SINGAPORE - A show shining the spotlight on five Cultural Medallion artists has sprung up at STPI - Creative Workshop & Gallery. The maestros are the late Chinese ink painter Chua Ek Kay, collage artist Goh Beng Kwan, sculptor Han Sai Por, watercolour painter Ong Kim Seng, and performance artist Amanda Heng.
As the global pandemic rages on, STPI has decided to focus more on local artists this year, says the exhibition's curator Rachel Tan, noting that the selected artists, aside from being recipients of Singapore's highest accolade for the arts, had also previously done residencies with STPI.
Many of the works in the show respond to environments in Singapore, meditating on nature, urbanity and their intersections.
"This pause for reflection invites a tone of quiet contemplation. Slower looking is something we are trying to encourage," Ms Tan adds.
VIEW IT/SHAPING VISIONS
Where: STPI - Creative Workshop & Gallery, 41 Robertson Quay
When: Daily till Nov 15, 10am to 7pm (weekdays), 9am to 6pm (Saturdays), and 10am to 5pm (Sundays). Closed on public holidays.
Admission: Free. Most of the works are for sale.
A virtual dialogue between Amanda Heng and Joyce Toh will take place on Oct 10, from 3 to 4pm. Click here to sign up.
Here are some of the works on display:
Reflections On The Lotus Pond (2002), a dynamic, rhythmic work by Chua Ek Kay , displays the freehand style of xieyi ("write ideas"). This lithograph on handmade paper work is part of his Lotus Pond series.
Punggol wasn't always a concrete jungle: decades ago, the north-eastern neighbourhood was home to pig farms. Ong Kim Seng pays tribute to the estate's history in the watercolour on paper work Punggol Flats (2008), where a sow and her piglet appear in a shadow on a HDB block.
Goh Beng Kwan's mixed media collage Rock Island (2000) was born of a stormy time in his life, when his wife was unwell and he had to be the rock of his family. The dark background of the work gives the illusion of a grid that moors, locks and traps the elements in place.
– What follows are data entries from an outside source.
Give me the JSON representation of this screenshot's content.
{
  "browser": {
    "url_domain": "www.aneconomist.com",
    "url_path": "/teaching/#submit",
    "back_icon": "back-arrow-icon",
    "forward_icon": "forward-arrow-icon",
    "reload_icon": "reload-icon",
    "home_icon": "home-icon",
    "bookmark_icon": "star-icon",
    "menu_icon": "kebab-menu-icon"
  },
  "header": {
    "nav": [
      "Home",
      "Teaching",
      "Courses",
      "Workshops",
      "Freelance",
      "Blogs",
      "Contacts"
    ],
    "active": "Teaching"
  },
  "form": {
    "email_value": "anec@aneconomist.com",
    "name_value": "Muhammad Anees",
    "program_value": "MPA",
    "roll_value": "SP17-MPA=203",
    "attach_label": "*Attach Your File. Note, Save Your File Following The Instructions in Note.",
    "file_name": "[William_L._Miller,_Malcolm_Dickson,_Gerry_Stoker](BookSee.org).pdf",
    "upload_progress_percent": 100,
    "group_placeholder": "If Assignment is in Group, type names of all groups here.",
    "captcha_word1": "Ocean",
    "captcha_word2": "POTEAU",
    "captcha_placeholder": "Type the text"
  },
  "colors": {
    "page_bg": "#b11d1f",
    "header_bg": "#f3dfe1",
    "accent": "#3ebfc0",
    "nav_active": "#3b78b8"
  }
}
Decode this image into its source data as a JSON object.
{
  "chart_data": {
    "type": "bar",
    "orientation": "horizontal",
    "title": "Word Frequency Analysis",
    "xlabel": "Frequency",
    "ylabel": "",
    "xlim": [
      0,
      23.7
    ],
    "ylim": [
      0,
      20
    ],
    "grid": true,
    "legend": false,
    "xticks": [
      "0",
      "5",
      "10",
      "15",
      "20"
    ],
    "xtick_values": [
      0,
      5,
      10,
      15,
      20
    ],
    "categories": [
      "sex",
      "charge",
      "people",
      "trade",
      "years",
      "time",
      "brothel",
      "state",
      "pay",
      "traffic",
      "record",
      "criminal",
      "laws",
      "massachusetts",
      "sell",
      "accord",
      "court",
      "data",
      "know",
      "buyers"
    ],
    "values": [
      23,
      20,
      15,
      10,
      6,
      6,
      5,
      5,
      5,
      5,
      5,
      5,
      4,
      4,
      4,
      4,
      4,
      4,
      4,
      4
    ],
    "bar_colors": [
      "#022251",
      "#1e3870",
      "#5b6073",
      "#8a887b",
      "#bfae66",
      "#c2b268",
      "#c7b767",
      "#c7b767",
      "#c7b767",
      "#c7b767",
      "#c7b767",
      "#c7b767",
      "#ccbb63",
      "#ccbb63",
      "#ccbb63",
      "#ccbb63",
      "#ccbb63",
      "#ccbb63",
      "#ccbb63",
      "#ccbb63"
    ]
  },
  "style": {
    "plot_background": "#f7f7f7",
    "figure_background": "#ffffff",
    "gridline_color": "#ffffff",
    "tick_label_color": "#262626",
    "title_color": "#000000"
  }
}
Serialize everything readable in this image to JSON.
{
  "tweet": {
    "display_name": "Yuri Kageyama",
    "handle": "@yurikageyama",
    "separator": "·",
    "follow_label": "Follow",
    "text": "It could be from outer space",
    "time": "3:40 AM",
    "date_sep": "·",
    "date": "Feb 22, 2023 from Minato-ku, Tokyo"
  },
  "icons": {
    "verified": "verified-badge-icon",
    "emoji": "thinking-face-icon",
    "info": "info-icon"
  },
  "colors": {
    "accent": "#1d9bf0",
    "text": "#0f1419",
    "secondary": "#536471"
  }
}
These white marble forms by Han Sai Por seem like mutations of organic shapes - gesturing, perhaps, towards the manicured artifice of the garden city. These sculptures, which have a remarkably animated, pliant quality, were sculpted last year (2019) as part of Han's Flora series.
Amanda Heng's Another Woman series, created in the 1990s, explores the bond between Heng and her dialect-speaking mother, one of many older women who felt displaced in a rapidly changing Singapore. The photographic prints in the series appear next to Twenty Years Later (2014), which shows Heng and her mother in an intimate embrace.